### EXTRACTED MATERIAL

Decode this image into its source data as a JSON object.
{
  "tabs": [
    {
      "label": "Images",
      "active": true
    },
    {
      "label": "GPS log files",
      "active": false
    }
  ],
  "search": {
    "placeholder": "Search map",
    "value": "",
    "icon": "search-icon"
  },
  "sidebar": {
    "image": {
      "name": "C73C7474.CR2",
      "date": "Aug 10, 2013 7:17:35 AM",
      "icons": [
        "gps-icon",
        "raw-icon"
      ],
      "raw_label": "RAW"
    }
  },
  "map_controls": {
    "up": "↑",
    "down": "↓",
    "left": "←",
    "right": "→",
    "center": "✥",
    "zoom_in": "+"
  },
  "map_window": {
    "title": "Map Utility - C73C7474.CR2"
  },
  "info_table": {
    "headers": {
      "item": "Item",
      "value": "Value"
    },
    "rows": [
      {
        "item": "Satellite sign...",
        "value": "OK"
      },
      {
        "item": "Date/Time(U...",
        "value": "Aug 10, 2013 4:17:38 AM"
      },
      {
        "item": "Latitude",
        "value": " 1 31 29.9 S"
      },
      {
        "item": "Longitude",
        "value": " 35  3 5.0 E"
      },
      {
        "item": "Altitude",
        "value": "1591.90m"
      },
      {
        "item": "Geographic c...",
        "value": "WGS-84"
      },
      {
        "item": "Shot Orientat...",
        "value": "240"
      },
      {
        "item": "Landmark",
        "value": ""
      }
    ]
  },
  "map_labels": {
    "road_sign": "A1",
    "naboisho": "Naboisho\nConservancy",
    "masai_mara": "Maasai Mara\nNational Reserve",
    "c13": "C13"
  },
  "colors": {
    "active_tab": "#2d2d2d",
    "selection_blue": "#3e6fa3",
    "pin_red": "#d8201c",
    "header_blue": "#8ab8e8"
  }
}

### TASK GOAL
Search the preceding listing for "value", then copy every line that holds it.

### TASK RESPONSE
    "value": "",
      "value": "Value"
        "value": "OK"
        "value": "Aug 10, 2013 4:17:38 AM"
        "value": " 1 31 29.9 S"
        "value": " 35  3 5.0 E"
        "value": "1591.90m"
        "value": "WGS-84"
        "value": "240"
        "value": ""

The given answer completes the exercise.